  11. Hello everyone, During my testing, I've discovered a way to trick the system to always run high power, instead of complying with integrated PL1 and PL2 limits. System tested: Dell XPS 9700 (modified, repasted with liquid metal, cooling pad also used) System characteristics: PL2 - 135W, PL1 75W Warning: please don't do this to your system.. If you want this sort of performance, just get the new AMD 5000 series. How to break PL system: In XTU, max out the turbo power boost duration slider, disable PL2. Set PL1 to 135W -> apply Leave wind
  12. I repasted it with liquid metal. It can sustain 115W of load with all cores active - because heat is more spread out compared to only 4 cores active. And it's important to mention - It had thermal headroom to pull more than 95W on 4 cores, but it didn't. So in my testing, T wasn't a problem. It's also important to note that before repaste, it could only sustain about 65W on 4 cores, instead of 95W after LM.
  13. Hello everyone, When running only 4 cores, 10875H behaves like a 6700k, albeit more efficiently. In Cinebench R20, it scores around 2300 compared to 6700K's 2400. (Tested on Dell XPS 9700 with liquid metal repaste) Chip draws around 90-95W in PL2 mode (135 Wmax), and settles at 75W PL1. PL2 allows for frequencies of 4.7ghz all-core turbo as long as the chip is below 85°C, and 4.6ghz turbo for anything above that. PL1 allows for 4.4ghz all-core turbo. Due to high thermal density, CPU hits 100°C after drawing 90 something watts for 30 seconds or so, after whic

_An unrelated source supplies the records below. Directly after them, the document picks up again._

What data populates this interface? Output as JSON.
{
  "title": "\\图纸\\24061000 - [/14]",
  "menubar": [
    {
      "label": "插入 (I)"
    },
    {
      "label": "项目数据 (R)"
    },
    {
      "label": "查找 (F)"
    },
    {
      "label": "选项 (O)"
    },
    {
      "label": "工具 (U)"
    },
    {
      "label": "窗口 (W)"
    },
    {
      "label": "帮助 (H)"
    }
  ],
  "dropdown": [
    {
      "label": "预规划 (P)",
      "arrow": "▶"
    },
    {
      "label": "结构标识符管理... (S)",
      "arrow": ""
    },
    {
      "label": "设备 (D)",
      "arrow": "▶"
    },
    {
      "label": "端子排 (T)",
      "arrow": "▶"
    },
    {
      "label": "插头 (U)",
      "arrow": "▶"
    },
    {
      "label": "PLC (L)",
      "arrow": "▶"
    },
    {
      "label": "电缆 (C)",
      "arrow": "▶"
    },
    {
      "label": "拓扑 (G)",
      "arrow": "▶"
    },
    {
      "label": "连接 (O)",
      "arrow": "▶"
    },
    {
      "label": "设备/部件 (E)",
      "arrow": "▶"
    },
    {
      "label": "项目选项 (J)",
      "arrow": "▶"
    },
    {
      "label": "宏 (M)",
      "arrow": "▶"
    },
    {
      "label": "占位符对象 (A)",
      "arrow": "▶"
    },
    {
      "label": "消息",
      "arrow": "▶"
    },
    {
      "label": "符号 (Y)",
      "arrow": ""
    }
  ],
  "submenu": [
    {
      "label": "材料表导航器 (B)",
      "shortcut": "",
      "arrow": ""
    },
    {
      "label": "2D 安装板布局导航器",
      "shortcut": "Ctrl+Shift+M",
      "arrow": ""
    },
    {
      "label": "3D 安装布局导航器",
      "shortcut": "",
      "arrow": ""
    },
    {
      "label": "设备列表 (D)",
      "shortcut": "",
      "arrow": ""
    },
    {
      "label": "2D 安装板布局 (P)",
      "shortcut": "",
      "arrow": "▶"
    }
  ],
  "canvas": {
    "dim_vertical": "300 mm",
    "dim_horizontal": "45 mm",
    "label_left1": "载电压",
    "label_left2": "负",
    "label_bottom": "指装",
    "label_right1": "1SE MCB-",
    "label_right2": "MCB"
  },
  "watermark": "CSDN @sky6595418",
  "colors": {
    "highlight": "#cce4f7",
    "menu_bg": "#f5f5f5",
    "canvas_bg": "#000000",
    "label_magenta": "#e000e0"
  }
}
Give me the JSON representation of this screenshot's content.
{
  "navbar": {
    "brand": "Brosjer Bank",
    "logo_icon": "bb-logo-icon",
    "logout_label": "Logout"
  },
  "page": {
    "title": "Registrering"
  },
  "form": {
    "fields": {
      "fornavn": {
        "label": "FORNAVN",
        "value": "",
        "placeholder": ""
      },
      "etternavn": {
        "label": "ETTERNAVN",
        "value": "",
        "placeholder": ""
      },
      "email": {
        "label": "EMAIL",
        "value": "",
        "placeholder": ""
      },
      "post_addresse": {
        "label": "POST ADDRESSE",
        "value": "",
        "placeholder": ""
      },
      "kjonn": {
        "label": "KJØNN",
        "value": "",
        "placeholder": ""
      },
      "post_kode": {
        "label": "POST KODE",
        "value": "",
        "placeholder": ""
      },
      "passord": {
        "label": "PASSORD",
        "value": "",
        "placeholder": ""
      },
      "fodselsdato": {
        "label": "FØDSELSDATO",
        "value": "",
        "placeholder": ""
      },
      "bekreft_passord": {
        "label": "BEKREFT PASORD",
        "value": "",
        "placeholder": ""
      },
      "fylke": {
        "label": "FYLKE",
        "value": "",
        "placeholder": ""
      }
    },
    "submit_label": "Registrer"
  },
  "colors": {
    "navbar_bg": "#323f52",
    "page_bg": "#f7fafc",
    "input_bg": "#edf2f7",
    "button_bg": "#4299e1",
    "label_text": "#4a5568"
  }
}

  14. You will get lower CPU usage than i5-6500 percentage wise speaking, but overall, more of the CPU will be utilized. You gain fps by having higher CPU usage.